It is important to note that special interest groups who worked to see the Castle Doctrine passed - who have given campaign contributions to Wanggaard - wanted to see the "Stand Your Ground" legislation passed in Wisconsin as well.

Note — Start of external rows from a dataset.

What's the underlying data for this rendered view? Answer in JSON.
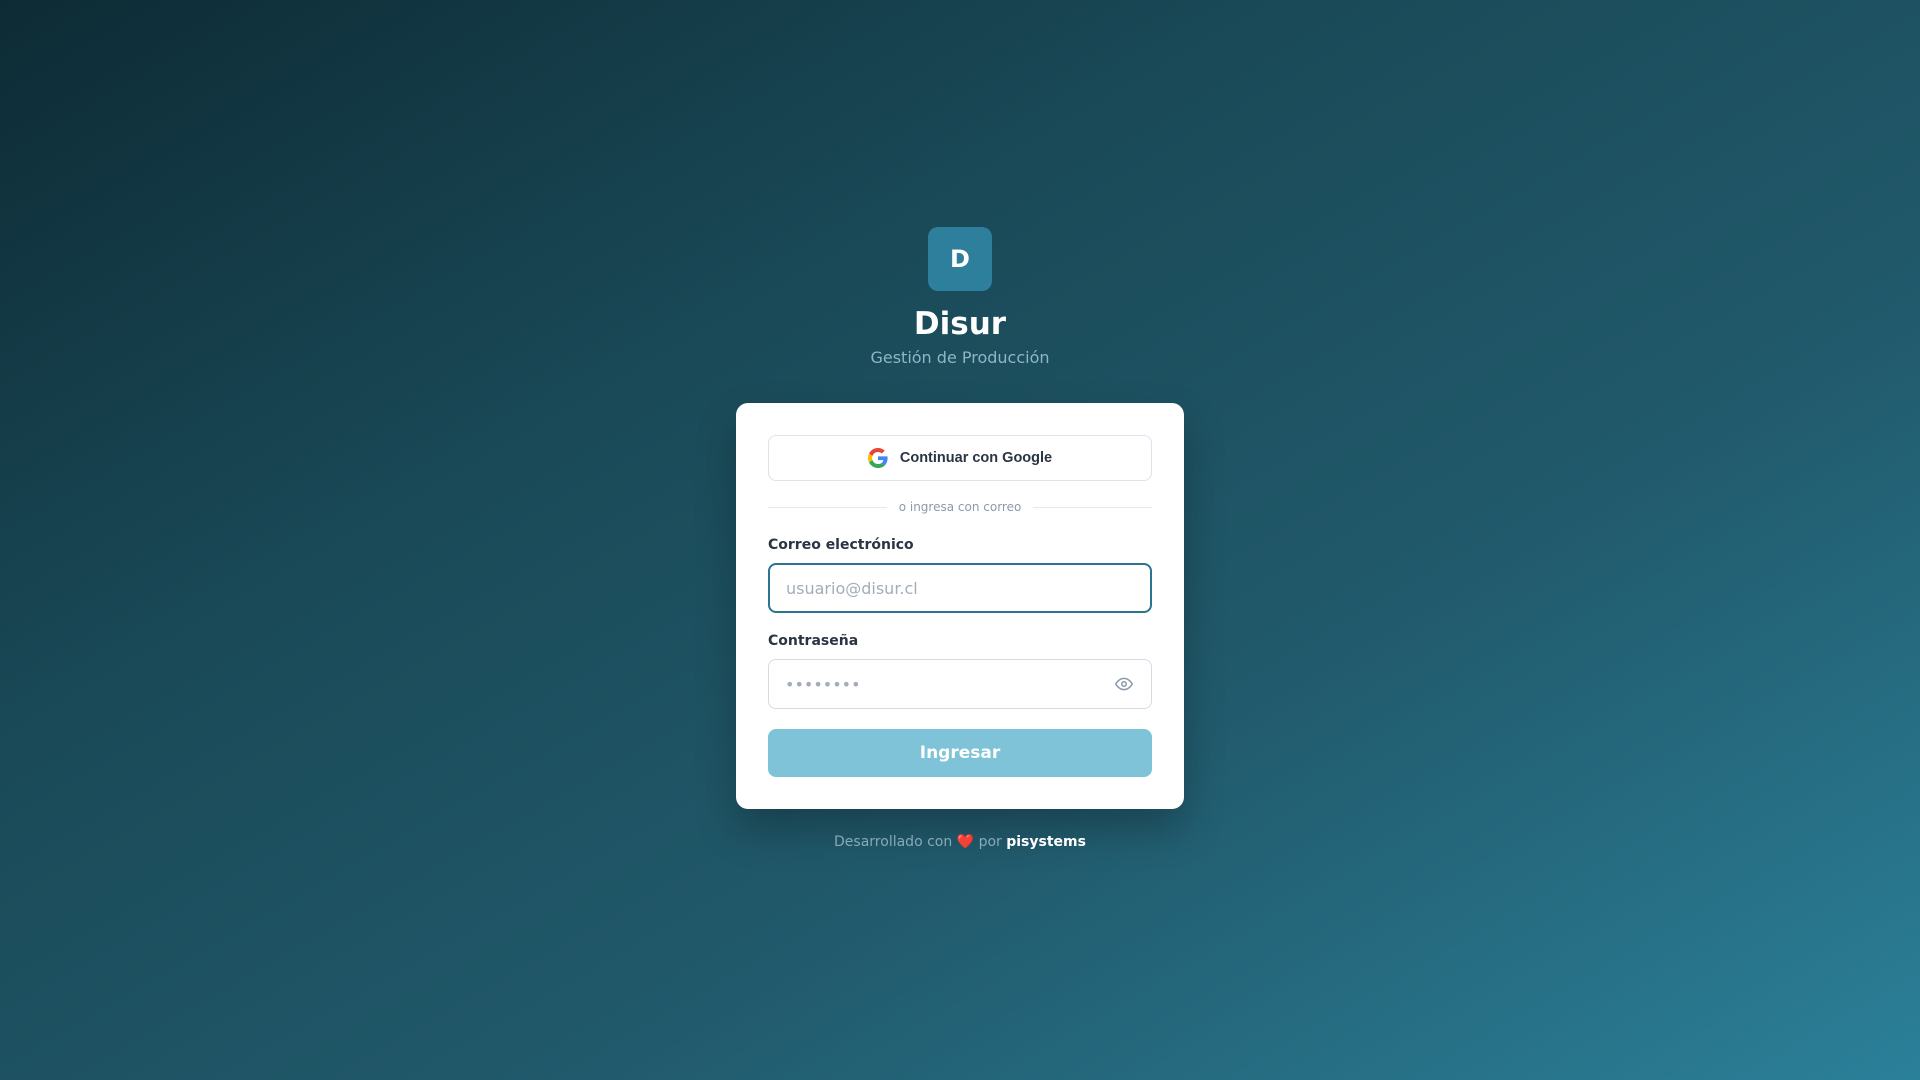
{
  "brand": {
    "logo_letter": "D",
    "title": "Disur",
    "subtitle": "Gestión de Producción",
    "accent_color": "#2e7f9c"
  },
  "login": {
    "google_button_label": "Continuar con Google",
    "google_icon": "google-icon",
    "divider_text": "o ingresa con correo",
    "email_label": "Correo electrónico",
    "email_placeholder": "usuario@disur.cl",
    "email_value": "",
    "password_label": "Contraseña",
    "password_placeholder": "••••••••",
    "password_value": "",
    "password_toggle_icon": "eye-icon",
    "submit_label": "Ingresar",
    "submit_color": "#7fc3d8"
  },
  "footer": {
    "prefix": "Desarrollado con",
    "heart": "❤️",
    "by": "por",
    "company": "pisystems"
  }
}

From the Journal Sentinel in October, 2011:
"Some states go further than the Wisconsin legislation and extend the right of self-defense to any place a shooter has a right to be, with so-called "stand your ground" legislation. Such laws generally do away with the requirement that someone try to retreat before using deadly force against a perceived threat. 
Nik Clark, chairman of the gun-rights group Wisconsin Carry Inc., said his group wants to see the legislation here expanded to include "stand your ground" provisions.
"We think that arguably, in the home is the safest place a person can be and that it's actually more important to have the protections of the castle doctrine law outside the home," Clark said."
It is the "Stand Your Ground" law that has been invoked to shield the killer of Trayvon Martin in Florida - another ALEC model legislation bill.

Bo Morrison's killer told police he was "worried" the teenager's next door were retaliating against him. He "believed" calling the police might have angered them and now perhaps now he "might" be in danger. Of course all these events took place in his head. They were not real events.

His imagined danger was enough to pull the trigger and satisfy the District Attorney.

By the owner's own account - Bo Morrison did not threaten him. Bo Morrison did not touch his wife or children or even suggest he would. Bo Morrison did not steal anything and he was unarmed. The homeowner wasn't even sure if the door to the porch was locked or unlocked. Police officers were yards away - his wife could see them outside the window in her 911 call after the shooting.

Perhaps the circumstances of Bo Morrison's death meet the criteria the Castle Doctrine was designed to address, but the question remains - was it necessary to kill Bo Morrison?

Did Bo Morrison deserve to die because he trespassed on a man's porch...with police already on the scene?

If you read the comments that follow articles about the shooting - the answer by many is yes.

Bo Morrison was a student at MATC and had received a certificate in carpentry. He graduated from West Bend High School and played football, basketball and wrestled. Bo Morrison had many friends and a loving family who will no doubt miss him all their lives.